U.S. Secretary of State Mike Pompeo has told MPs that the head of the World Health Organisation (WHO) was bought by China, as he accused the international body of being responsible for dead Britons.
The extraordinary claim from Trump’s top diplomat has been fiercely rejected by the WHO, which hit out at ad hominem attacks and unfounded allegations.
Mr Pompeo, who met backbenchers from across the House of Commons on Tuesday, was pressed by Labour MP Chris Bryant on the Trump administration’s decision to pull out of a host of international agreements.
The US has said it will no longer fund the WHO, an international body which coordinates country’s responses to health crises and works to combat disease outbreaks.
But Secretary Pompeo used the meeting with MPs to launch a direct attack on the organization’s director-general Dr. Tedros Adhanom Ghebreyesus.
He is reported to have told them: This is a political, not a science-based organization.

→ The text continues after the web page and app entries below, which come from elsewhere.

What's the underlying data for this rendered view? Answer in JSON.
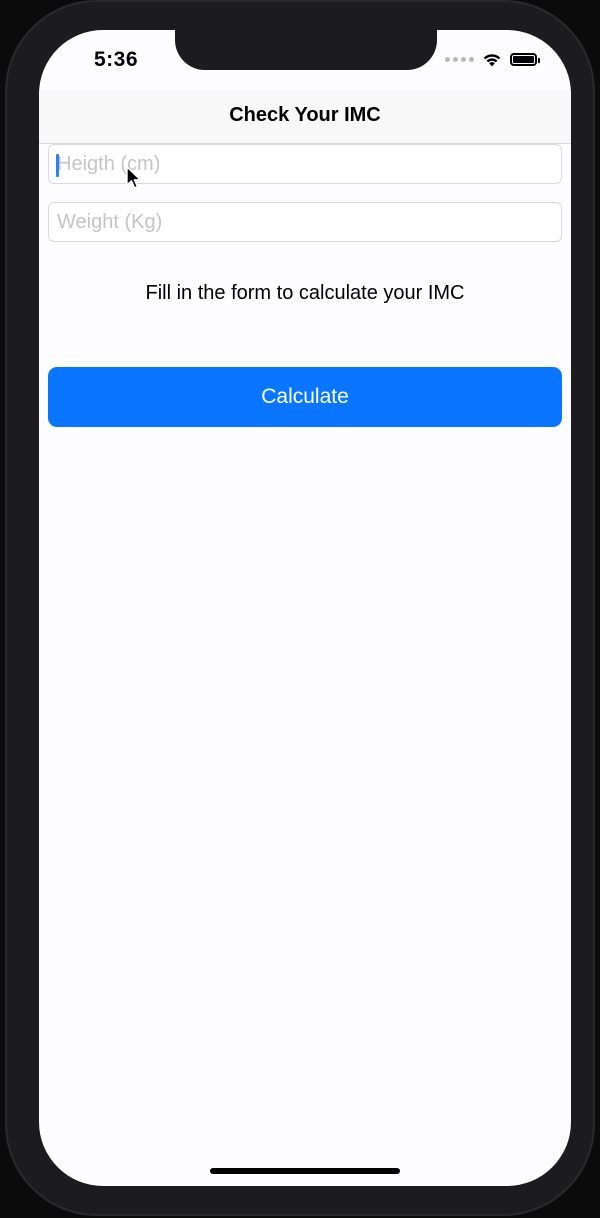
{
  "status_bar": {
    "time": "5:36",
    "icons": [
      "signal-dots-icon",
      "wifi-icon",
      "battery-icon"
    ]
  },
  "nav": {
    "title": "Check Your IMC"
  },
  "form": {
    "height_field": {
      "placeholder": "Heigth (cm)",
      "value": ""
    },
    "weight_field": {
      "placeholder": "Weight (Kg)",
      "value": ""
    },
    "hint": "Fill in the form to calculate your IMC",
    "calculate_label": "Calculate"
  },
  "colors": {
    "accent": "#0A76FF",
    "background": "#FDFCFE",
    "placeholder": "#C4C4C7",
    "caret": "#2F7FF6"
  }
}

When push came to shove when it really mattered most when there was a pandemic in China, Dr. Tedros, who was bought by the Chinese government, I can’t say more, but I’m saying this on a firm intelligence foundation, a deal was made and when push came to shove, you get dead Britons.

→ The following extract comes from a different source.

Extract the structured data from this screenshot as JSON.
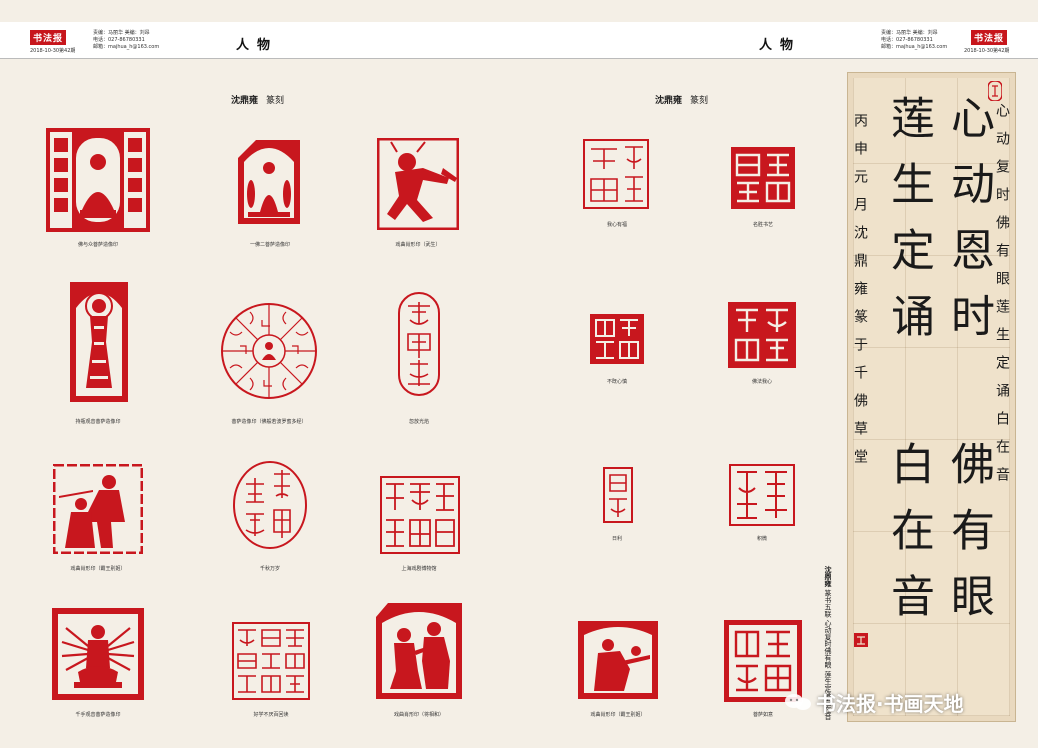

The World Health Organisation told The Telegraph in a statement: WHO is not aware of any such statement but we strongly reject any ad hominem attacks and unfounded allegations.
WHO urges countries to remain focused on tackling the pandemic that is causing tragic loss of life and suffering.
Mr Bryant told The Guardian that Labour MPs had been left unimpressed by the comments from Secretary Pompeo, telling the paper: He said nothing that appealed to our side.